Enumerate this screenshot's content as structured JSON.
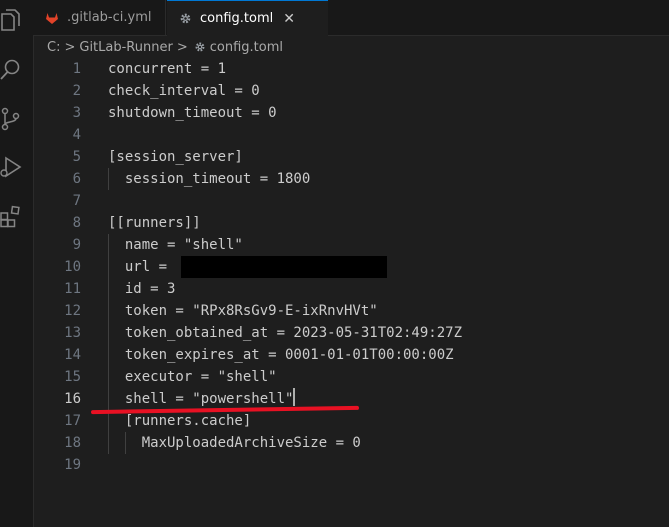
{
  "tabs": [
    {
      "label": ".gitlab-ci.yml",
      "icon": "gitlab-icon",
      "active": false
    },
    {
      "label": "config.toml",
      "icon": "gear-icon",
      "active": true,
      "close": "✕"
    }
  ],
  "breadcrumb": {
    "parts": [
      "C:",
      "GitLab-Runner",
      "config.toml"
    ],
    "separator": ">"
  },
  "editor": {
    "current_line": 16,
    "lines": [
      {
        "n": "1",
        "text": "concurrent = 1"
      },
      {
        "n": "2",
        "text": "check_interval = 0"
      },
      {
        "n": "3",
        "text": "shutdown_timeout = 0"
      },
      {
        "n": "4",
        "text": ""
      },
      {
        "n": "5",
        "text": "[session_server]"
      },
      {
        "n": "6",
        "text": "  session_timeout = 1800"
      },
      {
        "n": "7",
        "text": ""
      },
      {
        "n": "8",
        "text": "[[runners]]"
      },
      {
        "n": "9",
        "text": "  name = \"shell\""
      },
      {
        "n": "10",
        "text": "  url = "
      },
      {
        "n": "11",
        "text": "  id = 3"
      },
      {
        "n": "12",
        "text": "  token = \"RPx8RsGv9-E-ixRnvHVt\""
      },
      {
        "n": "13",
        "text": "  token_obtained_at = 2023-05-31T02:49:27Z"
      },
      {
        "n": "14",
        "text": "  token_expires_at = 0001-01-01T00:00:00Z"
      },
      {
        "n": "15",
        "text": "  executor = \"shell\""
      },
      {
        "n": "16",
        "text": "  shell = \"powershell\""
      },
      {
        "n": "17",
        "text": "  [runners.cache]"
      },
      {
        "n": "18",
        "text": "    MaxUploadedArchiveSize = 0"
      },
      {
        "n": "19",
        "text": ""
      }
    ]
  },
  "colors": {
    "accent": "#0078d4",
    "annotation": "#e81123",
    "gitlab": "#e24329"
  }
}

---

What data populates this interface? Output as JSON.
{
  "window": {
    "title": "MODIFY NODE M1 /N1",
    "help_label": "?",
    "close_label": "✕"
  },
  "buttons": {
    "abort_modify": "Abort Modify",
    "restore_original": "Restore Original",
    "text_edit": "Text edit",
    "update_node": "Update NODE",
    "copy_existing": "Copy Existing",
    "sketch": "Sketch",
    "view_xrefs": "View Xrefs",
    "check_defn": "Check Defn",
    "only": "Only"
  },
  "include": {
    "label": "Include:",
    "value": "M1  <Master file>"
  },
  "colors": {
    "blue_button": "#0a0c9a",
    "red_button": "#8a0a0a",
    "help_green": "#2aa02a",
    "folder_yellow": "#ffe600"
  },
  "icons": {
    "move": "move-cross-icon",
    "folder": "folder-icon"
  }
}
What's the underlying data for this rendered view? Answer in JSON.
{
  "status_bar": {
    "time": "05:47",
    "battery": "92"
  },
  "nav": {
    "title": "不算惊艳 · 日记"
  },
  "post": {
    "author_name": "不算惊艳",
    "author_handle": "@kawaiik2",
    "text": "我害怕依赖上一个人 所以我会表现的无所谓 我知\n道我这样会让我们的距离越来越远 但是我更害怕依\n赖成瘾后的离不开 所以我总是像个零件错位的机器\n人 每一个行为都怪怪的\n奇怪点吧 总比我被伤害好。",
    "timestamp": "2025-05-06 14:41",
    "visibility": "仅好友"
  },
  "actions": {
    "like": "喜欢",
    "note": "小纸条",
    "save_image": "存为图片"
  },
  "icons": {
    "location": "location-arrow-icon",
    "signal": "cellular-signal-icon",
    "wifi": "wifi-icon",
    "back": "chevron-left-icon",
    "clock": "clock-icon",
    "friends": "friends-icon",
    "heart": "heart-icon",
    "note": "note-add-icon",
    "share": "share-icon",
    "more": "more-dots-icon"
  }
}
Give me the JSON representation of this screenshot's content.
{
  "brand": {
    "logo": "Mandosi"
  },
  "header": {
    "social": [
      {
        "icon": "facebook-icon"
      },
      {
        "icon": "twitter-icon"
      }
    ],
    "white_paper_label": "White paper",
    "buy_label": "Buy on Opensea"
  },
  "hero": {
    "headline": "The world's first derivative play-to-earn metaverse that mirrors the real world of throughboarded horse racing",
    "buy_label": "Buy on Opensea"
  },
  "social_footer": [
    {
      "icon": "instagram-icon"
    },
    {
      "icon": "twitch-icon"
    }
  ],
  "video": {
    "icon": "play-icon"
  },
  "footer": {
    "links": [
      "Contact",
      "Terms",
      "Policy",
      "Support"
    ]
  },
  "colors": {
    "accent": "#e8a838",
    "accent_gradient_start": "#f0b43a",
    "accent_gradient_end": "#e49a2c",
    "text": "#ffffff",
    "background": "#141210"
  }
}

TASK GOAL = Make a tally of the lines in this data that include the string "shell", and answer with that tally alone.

SOLUTION TO THE PROBLEM = 3